Irish Americans gradually moved out of Boston into rural Massachusetts as men found work as farmhands and
The Irish who remained in poor and overcrowded conditions in Massachusetts cities increased disease and crime. Within the predominantly Protestant state, the
Catholic immigrants in Massachusetts generally maintained their religious affiliations, but Protestant immigrants often did not.
During the years immediately preceding and following 1900, new waves of immigrants began entering Massachusetts:

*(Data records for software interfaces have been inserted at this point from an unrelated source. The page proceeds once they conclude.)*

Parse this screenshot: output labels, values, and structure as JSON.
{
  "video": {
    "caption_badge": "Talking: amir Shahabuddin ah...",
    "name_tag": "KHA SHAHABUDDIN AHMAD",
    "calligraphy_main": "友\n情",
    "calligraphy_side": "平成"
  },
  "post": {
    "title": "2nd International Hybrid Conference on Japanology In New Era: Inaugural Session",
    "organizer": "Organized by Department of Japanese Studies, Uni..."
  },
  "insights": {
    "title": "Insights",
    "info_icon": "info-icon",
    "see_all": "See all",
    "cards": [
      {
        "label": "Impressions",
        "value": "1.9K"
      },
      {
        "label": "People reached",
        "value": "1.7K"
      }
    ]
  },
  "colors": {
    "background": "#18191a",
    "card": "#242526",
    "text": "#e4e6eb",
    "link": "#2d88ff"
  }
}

Many first-generation Italian immigrant men worked at pick-and-shovel jobs in various locations. The women generally did not work outside their homes but often did piecework and sewing at home to supplement their husbands’ incomes. Children were sent out to work as soon as they were old enough to take jobs. Some were taken out of school so they could go to work as early as possible.

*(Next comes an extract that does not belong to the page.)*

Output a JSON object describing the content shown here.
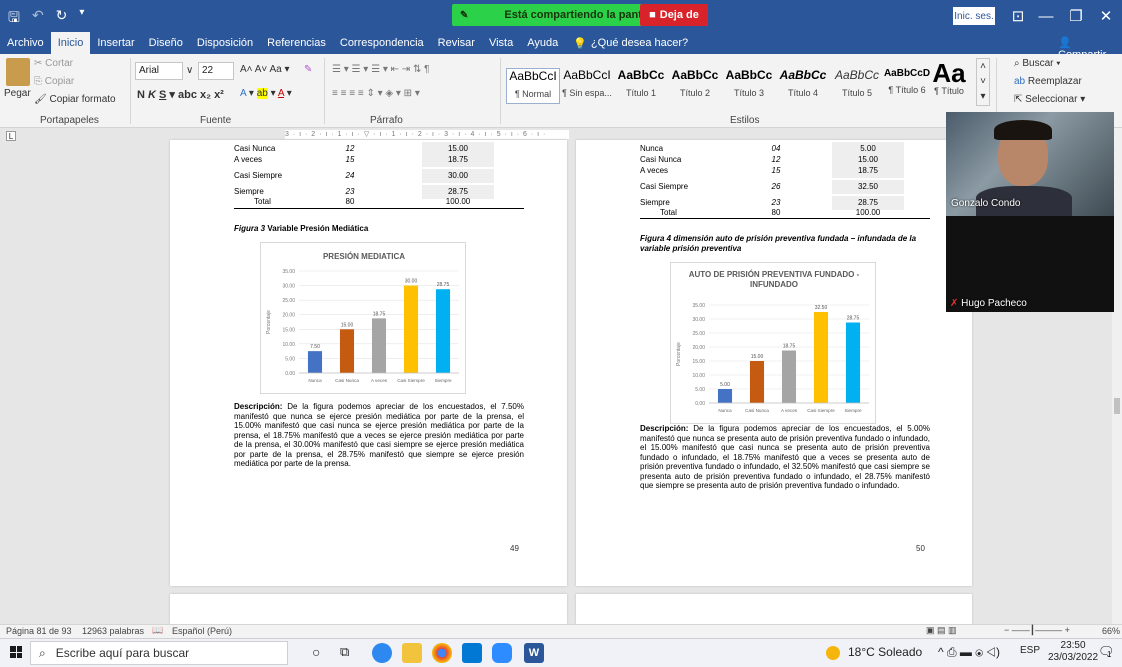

Many immigrant workers determined that the
French Canadian immigrants working at a Winchendon, Massachusetts, mill in 1911.

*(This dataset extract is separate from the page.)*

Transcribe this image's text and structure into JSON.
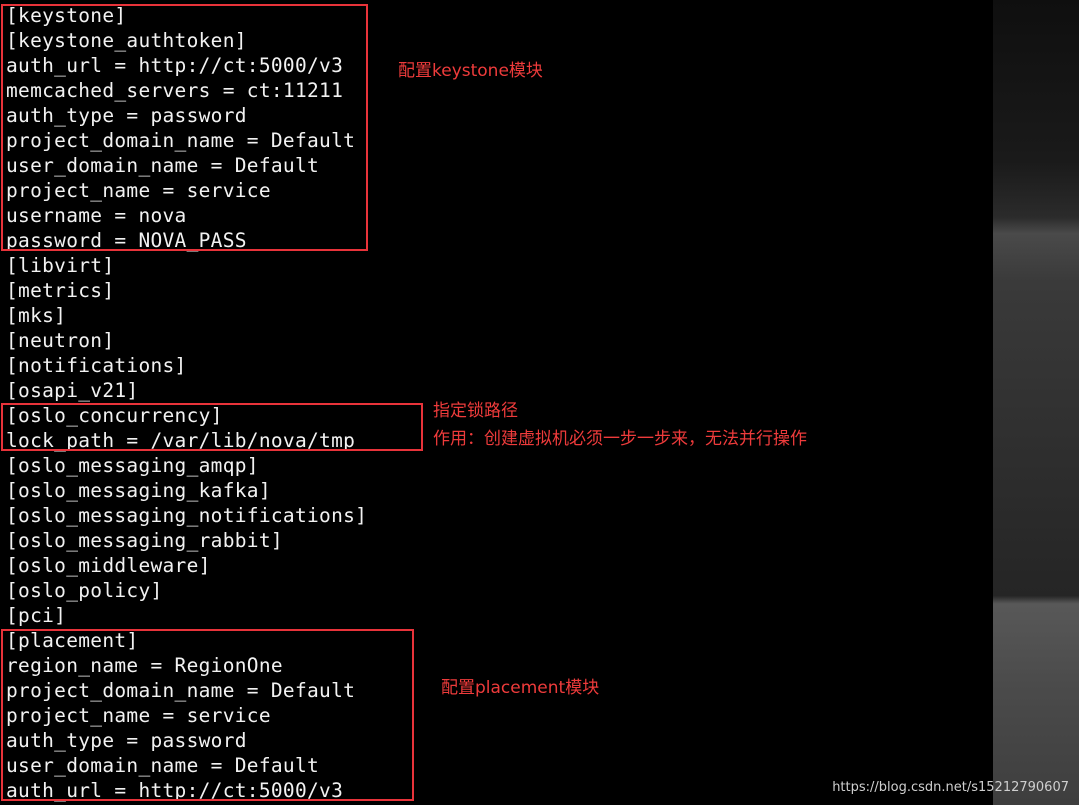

Prospective immigrants, many of whom were family members and relatives of those who had come earlier, found new federal laws blocking them during the 1920’s, particularly the Immigration Act of 1924, which reduced the number of admissible immigrants to 2 percent of the population from any country already living in the United States in 1890. This law virtually excluded new immigrants from southern and eastern European countries. The law also included an act specifically banning Asian populations entirely. Thus immigration for the next few decades consisted mainly of northern and western Europeans.
In 1965, the U.S. Congress replaced the 1924 immigration law with one that based immigration standards not on race or nationality but on skills. This allowed many more southern and eastern Europeans to enter the country, as well as educated Asians who would make important contributions to the nation.
After 1965, immigration from the Caribbean increased, particularly from the English-speaking island nation of
A Census Bureau community survey in 2006 established
Handlin, Oscar. Boston’s Immigrants. Cambridge, Mass.: Belknap Press, 1969. Study of Boston’s immigrants up to the time of the Civil War by one of the leading scholars of American immigration history. Puleo, Stephen. The Boston Italians. Boston: Beacon Press, 2007. Well-researched book on the history of one ethnic group settling in one large city. Rivard, Paul E. A New Order of Things: How the Textile Industry Transformed New England. Hanover: University Press of New England, 2002. Detailed study of immigrant textile workers in Massachusetts by a former official of the American Textile History Museum in Lowell. Solomon, Barbara Miller. Ancestors and Immigrants: A Changing New England Tradition. Cambridge, Mass.: Harvard University Press, 1956. Exploration of the development of restrictions on New England immigration between the 1850’s and 1920’s. Ueda, Reed, and Conrad Edick Wright, eds. Faces of Community: Immigrant Massachusetts, 1860-2000. Boston: Massachusetts Historical Society, 2003. Collection of essays demonstrating how several immigrant groups adapted to their Massachusetts environment during the later nineteenth century. Watson, Bruce. Bread and Roses: Mills, Migrants, and the Struggle for the American Dream. New York: Viking Press, 2005. Detailed look at the situation that confronted immigrant textile workers in Lowell during the early twentieth century.
Industrial Workers of the World
Pilgrim and Puritan immigrants
Religions of immigrants